NP’s team in Vavuniya organised and conducted a one-day workshop training at the request of staff and volunteers from Jaffna-based organisation, Centre for Peace and Reconciliation (CPR). The training discussed legal and para-legal remedies to deal with alleged human rights violations, as well as how to develop contingency plans to combat real and perceived threats and so be able to continue their legitimate activities in a safer environment. In drawing up a list of standard operating procedures and contingency plans, NP has arranged to conduct a follow-up training for CPR in the near future, which will address information technology and data security.
Throughout the month, NP’s Vavuniya staff carried out weekly routine visits to its HRD partners working in Vavuniya District.

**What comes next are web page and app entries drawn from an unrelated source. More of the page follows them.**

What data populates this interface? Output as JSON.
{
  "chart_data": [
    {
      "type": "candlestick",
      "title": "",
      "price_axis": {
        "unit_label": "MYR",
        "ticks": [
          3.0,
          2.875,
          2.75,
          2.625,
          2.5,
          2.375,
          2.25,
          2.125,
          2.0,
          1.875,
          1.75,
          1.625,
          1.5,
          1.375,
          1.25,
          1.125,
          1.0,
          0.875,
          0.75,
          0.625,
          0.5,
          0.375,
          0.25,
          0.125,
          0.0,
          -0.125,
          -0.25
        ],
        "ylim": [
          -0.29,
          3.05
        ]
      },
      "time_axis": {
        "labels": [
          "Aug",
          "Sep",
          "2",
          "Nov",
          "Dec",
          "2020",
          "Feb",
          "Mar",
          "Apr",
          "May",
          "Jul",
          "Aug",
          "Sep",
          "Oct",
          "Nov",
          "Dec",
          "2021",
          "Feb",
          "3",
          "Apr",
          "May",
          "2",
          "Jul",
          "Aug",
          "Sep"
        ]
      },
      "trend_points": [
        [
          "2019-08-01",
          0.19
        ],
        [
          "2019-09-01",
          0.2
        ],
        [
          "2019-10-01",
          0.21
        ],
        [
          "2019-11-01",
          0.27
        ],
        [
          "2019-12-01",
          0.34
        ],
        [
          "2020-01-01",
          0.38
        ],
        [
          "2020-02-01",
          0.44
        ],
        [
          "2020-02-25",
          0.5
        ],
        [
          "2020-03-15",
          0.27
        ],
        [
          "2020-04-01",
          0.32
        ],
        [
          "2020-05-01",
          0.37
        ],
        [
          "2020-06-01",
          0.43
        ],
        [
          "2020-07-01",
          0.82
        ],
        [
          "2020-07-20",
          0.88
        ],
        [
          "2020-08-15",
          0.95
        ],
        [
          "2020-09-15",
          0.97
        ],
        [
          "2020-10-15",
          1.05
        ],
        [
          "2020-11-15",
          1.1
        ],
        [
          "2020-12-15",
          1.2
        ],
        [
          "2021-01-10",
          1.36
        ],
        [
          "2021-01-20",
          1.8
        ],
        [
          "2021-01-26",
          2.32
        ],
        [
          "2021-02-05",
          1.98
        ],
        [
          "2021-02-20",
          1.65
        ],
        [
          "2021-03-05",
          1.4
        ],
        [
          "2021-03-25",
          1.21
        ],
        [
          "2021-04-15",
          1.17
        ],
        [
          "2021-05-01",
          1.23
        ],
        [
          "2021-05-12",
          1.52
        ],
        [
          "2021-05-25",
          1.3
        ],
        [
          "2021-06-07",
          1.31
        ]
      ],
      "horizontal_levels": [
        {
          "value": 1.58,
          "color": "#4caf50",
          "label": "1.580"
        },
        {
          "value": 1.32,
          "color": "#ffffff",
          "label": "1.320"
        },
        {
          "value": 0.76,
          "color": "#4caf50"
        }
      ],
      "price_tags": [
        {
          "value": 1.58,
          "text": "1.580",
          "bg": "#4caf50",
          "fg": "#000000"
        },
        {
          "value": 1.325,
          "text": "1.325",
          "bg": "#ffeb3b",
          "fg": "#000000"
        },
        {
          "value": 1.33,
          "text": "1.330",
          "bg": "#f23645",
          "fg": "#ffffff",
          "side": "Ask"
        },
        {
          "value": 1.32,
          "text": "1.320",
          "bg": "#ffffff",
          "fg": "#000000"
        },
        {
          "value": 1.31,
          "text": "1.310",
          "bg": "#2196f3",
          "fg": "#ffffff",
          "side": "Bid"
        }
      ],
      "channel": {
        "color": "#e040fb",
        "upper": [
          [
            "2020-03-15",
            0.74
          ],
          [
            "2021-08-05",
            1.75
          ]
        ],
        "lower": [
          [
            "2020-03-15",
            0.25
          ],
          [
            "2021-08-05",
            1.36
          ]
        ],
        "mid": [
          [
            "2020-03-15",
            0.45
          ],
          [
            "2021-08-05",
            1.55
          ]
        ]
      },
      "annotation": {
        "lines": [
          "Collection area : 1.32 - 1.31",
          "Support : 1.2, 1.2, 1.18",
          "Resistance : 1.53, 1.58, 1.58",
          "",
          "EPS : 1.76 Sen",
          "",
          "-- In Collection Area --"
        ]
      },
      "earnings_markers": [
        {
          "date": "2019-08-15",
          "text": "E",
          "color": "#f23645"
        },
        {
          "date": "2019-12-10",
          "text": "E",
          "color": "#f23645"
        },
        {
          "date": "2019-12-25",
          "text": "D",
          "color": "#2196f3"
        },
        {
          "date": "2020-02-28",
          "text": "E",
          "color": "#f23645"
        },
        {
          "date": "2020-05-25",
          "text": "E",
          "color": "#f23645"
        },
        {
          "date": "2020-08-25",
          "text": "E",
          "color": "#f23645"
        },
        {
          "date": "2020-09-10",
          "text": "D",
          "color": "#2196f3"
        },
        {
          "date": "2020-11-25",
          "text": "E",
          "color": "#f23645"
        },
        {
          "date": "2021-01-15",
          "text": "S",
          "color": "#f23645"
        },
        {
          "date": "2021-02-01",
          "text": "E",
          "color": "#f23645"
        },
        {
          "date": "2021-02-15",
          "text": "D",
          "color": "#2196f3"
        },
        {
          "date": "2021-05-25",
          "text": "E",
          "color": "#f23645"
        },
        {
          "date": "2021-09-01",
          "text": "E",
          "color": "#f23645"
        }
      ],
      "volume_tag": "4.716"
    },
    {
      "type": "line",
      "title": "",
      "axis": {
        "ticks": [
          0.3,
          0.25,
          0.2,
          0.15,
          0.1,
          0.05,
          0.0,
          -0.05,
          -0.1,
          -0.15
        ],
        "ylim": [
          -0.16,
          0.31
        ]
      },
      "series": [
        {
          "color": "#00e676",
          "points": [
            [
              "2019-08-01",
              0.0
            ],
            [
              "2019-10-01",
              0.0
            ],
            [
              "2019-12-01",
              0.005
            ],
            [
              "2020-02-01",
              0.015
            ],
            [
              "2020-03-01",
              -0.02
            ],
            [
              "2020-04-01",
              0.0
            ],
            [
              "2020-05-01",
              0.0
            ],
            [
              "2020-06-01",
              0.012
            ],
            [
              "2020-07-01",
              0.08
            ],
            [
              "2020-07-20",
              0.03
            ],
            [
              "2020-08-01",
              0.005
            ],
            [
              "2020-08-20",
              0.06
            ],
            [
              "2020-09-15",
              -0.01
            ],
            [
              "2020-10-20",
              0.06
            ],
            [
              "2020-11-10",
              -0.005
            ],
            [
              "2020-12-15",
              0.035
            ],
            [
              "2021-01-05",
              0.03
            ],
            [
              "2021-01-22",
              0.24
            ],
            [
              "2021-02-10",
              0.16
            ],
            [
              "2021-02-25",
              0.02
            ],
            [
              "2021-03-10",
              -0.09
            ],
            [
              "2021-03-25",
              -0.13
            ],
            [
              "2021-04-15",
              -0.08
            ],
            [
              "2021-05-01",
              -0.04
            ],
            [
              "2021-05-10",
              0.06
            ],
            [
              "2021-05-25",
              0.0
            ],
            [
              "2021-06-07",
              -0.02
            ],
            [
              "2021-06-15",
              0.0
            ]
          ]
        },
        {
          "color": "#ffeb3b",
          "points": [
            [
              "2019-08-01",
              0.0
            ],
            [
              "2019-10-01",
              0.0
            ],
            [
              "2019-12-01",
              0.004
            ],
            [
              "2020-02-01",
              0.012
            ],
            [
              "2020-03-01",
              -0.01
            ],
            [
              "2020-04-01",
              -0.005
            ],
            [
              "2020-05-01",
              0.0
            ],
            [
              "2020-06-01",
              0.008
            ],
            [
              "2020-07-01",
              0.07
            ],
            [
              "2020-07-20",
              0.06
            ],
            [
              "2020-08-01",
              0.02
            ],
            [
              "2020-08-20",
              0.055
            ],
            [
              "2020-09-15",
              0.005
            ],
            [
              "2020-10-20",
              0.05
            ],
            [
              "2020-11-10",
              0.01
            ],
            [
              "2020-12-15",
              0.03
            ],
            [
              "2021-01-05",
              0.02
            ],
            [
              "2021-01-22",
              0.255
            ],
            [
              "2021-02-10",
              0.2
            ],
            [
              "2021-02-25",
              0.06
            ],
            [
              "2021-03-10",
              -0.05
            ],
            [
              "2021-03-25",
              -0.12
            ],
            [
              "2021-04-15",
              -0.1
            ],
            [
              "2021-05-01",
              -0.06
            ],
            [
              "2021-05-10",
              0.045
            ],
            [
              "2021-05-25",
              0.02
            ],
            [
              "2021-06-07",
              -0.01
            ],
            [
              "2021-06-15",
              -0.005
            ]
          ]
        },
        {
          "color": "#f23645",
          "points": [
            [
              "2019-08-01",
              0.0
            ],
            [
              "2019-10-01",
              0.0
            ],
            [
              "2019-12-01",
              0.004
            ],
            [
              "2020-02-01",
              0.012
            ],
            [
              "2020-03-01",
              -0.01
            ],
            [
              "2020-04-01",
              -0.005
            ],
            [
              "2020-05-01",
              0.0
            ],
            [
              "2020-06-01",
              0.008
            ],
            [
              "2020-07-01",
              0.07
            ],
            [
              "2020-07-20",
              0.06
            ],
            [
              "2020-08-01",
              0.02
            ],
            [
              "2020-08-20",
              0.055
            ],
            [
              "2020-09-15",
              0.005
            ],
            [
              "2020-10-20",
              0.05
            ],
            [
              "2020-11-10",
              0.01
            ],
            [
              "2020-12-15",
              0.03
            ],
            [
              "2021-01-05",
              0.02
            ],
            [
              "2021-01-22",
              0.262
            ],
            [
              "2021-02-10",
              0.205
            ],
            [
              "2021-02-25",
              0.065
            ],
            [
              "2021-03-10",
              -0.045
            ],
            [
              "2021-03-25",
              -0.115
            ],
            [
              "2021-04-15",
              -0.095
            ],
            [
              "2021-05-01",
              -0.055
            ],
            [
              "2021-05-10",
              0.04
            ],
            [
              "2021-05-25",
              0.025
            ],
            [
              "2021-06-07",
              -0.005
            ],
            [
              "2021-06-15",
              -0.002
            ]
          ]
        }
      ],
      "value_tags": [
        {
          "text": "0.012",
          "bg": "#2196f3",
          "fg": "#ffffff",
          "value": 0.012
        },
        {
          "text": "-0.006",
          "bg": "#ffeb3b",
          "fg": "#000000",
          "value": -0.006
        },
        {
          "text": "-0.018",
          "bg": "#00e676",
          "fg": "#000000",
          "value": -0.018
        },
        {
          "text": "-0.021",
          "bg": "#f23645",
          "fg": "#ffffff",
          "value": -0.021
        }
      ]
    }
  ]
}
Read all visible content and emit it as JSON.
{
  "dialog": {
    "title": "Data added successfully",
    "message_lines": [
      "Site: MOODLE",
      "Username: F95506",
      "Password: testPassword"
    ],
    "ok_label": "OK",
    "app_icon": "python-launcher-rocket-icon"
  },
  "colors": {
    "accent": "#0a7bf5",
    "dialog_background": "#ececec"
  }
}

In this way, NP can remain informed of the current situation in different areas of the district as well as monitor the security situation of its partners. Nine such meetings took place in June.
One staff member from NP’s Vavuniya office spent five days during the month working at the local Human Rights Commission (HRC) branch as work continues on documenting and filing all reported cases of disappearances and abductions from the district. 2,833 cases from December 2009 were completed and work began on documenting cases from January 2010.
In addition to helping the HRC in this regard, NP staff from Vavuniya provided accompaniment for two HRC staff during a one-day field trip to Mullaitivu District. The aim for the HRC was to visit resettled areas and assess the progress of development work in the district, which was profoundly affected by the tsunami at the end of 2005 and then by fighting during the latter stages of the civil war. The visit afforded an opportunity for NP staff to explain their work to local Police in the region and they met staff from Mullaitivu’s Education Department, who provided NP with information regarding child welfare and educational services in the area.